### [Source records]

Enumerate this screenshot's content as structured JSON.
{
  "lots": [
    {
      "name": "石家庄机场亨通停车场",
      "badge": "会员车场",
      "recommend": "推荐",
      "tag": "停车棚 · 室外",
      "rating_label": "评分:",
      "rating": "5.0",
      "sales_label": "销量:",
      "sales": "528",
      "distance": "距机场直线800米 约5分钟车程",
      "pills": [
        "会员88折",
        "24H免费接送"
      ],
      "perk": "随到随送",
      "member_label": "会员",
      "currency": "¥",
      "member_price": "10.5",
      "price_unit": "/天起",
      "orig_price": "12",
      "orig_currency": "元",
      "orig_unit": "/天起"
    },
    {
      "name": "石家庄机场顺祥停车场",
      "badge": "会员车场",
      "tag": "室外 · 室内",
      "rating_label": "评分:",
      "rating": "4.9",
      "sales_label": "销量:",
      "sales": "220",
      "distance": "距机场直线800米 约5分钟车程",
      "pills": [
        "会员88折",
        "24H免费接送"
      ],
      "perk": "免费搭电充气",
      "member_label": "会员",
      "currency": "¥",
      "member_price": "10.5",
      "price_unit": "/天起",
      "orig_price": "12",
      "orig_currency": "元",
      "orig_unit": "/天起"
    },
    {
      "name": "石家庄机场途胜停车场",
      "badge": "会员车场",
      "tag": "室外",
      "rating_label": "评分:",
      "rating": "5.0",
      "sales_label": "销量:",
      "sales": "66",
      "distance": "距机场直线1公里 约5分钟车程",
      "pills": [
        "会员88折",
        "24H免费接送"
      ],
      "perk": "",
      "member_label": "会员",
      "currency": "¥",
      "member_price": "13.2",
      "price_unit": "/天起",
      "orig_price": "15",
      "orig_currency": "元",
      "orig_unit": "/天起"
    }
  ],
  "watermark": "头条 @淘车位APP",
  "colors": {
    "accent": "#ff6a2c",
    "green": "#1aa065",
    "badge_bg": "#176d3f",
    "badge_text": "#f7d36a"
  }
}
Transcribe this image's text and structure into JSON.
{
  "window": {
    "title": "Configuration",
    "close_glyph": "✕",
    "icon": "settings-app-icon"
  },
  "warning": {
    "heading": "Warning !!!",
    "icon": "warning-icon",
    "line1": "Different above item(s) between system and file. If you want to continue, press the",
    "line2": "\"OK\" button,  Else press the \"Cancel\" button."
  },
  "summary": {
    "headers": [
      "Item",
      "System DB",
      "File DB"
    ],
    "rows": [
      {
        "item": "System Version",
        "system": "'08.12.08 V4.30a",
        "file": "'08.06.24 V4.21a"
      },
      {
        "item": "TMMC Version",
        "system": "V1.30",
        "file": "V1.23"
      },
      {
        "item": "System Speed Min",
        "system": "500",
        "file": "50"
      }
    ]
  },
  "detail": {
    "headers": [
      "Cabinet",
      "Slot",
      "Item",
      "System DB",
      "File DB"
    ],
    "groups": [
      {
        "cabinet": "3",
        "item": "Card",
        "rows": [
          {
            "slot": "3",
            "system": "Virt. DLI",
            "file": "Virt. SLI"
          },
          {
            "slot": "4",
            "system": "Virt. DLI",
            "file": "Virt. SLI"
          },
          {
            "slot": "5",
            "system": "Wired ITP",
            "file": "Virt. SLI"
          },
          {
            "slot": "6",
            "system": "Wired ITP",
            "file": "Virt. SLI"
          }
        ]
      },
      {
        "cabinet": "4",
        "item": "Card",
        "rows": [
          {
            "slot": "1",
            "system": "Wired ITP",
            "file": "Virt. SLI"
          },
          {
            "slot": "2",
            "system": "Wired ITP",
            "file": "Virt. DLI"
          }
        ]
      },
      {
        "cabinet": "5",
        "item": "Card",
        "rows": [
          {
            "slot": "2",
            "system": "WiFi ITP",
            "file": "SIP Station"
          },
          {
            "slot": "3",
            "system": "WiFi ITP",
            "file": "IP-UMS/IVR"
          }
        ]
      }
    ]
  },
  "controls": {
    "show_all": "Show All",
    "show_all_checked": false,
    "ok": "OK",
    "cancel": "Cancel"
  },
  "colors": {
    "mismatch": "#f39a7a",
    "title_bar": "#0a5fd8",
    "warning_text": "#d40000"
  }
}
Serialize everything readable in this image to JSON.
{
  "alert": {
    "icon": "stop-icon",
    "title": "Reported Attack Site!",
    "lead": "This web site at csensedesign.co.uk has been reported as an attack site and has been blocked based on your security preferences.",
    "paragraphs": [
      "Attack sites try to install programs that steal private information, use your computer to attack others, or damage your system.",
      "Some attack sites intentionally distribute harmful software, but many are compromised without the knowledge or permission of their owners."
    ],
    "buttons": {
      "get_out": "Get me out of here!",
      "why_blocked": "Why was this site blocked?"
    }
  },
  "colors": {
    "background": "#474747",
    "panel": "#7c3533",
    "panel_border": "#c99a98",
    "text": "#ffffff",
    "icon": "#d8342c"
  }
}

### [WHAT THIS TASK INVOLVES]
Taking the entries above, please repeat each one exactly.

### [ANSWER AREA]
Enumerate this screenshot's content as structured JSON.
{
  "lots": [
    {
      "name": "石家庄机场亨通停车场",
      "badge": "会员车场",
      "recommend": "推荐",
      "tag": "停车棚 · 室外",
      "rating_label": "评分:",
      "rating": "5.0",
      "sales_label": "销量:",
      "sales": "528",
      "distance": "距机场直线800米 约5分钟车程",
      "pills": [
        "会员88折",
        "24H免费接送"
      ],
      "perk": "随到随送",
      "member_label": "会员",
      "currency": "¥",
      "member_price": "10.5",
      "price_unit": "/天起",
      "orig_price": "12",
      "orig_currency": "元",
      "orig_unit": "/天起"
    },
    {
      "name": "石家庄机场顺祥停车场",
      "badge": "会员车场",
      "tag": "室外 · 室内",
      "rating_label": "评分:",
      "rating": "4.9",
      "sales_label": "销量:",
      "sales": "220",
      "distance": "距机场直线800米 约5分钟车程",
      "pills": [
        "会员88折",
        "24H免费接送"
      ],
      "perk": "免费搭电充气",
      "member_label": "会员",
      "currency": "¥",
      "member_price": "10.5",
      "price_unit": "/天起",
      "orig_price": "12",
      "orig_currency": "元",
      "orig_unit": "/天起"
    },
    {
      "name": "石家庄机场途胜停车场",
      "badge": "会员车场",
      "tag": "室外",
      "rating_label": "评分:",
      "rating": "5.0",
      "sales_label": "销量:",
      "sales": "66",
      "distance": "距机场直线1公里 约5分钟车程",
      "pills": [
        "会员88折",
        "24H免费接送"
      ],
      "perk": "",
      "member_label": "会员",
      "currency": "¥",
      "member_price": "13.2",
      "price_unit": "/天起",
      "orig_price": "15",
      "orig_currency": "元",
      "orig_unit": "/天起"
    }
  ],
  "watermark": "头条 @淘车位APP",
  "colors": {
    "accent": "#ff6a2c",
    "green": "#1aa065",
    "badge_bg": "#176d3f",
    "badge_text": "#f7d36a"
  }
}
Transcribe this image's text and structure into JSON.
{
  "window": {
    "title": "Configuration",
    "close_glyph": "✕",
    "icon": "settings-app-icon"
  },
  "warning": {
    "heading": "Warning !!!",
    "icon": "warning-icon",
    "line1": "Different above item(s) between system and file. If you want to continue, press the",
    "line2": "\"OK\" button,  Else press the \"Cancel\" button."
  },
  "summary": {
    "headers": [
      "Item",
      "System DB",
      "File DB"
    ],
    "rows": [
      {
        "item": "System Version",
        "system": "'08.12.08 V4.30a",
        "file": "'08.06.24 V4.21a"
      },
      {
        "item": "TMMC Version",
        "system": "V1.30",
        "file": "V1.23"
      },
      {
        "item": "System Speed Min",
        "system": "500",
        "file": "50"
      }
    ]
  },
  "detail": {
    "headers": [
      "Cabinet",
      "Slot",
      "Item",
      "System DB",
      "File DB"
    ],
    "groups": [
      {
        "cabinet": "3",
        "item": "Card",
        "rows": [
          {
            "slot": "3",
            "system": "Virt. DLI",
            "file": "Virt. SLI"
          },
          {
            "slot": "4",
            "system": "Virt. DLI",
            "file": "Virt. SLI"
          },
          {
            "slot": "5",
            "system": "Wired ITP",
            "file": "Virt. SLI"
          },
          {
            "slot": "6",
            "system": "Wired ITP",
            "file": "Virt. SLI"
          }
        ]
      },
      {
        "cabinet": "4",
        "item": "Card",
        "rows": [
          {
            "slot": "1",
            "system": "Wired ITP",
            "file": "Virt. SLI"
          },
          {
            "slot": "2",
            "system": "Wired ITP",
            "file": "Virt. DLI"
          }
        ]
      },
      {
        "cabinet": "5",
        "item": "Card",
        "rows": [
          {
            "slot": "2",
            "system": "WiFi ITP",
            "file": "SIP Station"
          },
          {
            "slot": "3",
            "system": "WiFi ITP",
            "file": "IP-UMS/IVR"
          }
        ]
      }
    ]
  },
  "controls": {
    "show_all": "Show All",
    "show_all_checked": false,
    "ok": "OK",
    "cancel": "Cancel"
  },
  "colors": {
    "mismatch": "#f39a7a",
    "title_bar": "#0a5fd8",
    "warning_text": "#d40000"
  }
}
Serialize everything readable in this image to JSON.
{
  "alert": {
    "icon": "stop-icon",
    "title": "Reported Attack Site!",
    "lead": "This web site at csensedesign.co.uk has been reported as an attack site and has been blocked based on your security preferences.",
    "paragraphs": [
      "Attack sites try to install programs that steal private information, use your computer to attack others, or damage your system.",
      "Some attack sites intentionally distribute harmful software, but many are compromised without the knowledge or permission of their owners."
    ],
    "buttons": {
      "get_out": "Get me out of here!",
      "why_blocked": "Why was this site blocked?"
    }
  },
  "colors": {
    "background": "#474747",
    "panel": "#7c3533",
    "panel_border": "#c99a98",
    "text": "#ffffff",
    "icon": "#d8342c"
  }
}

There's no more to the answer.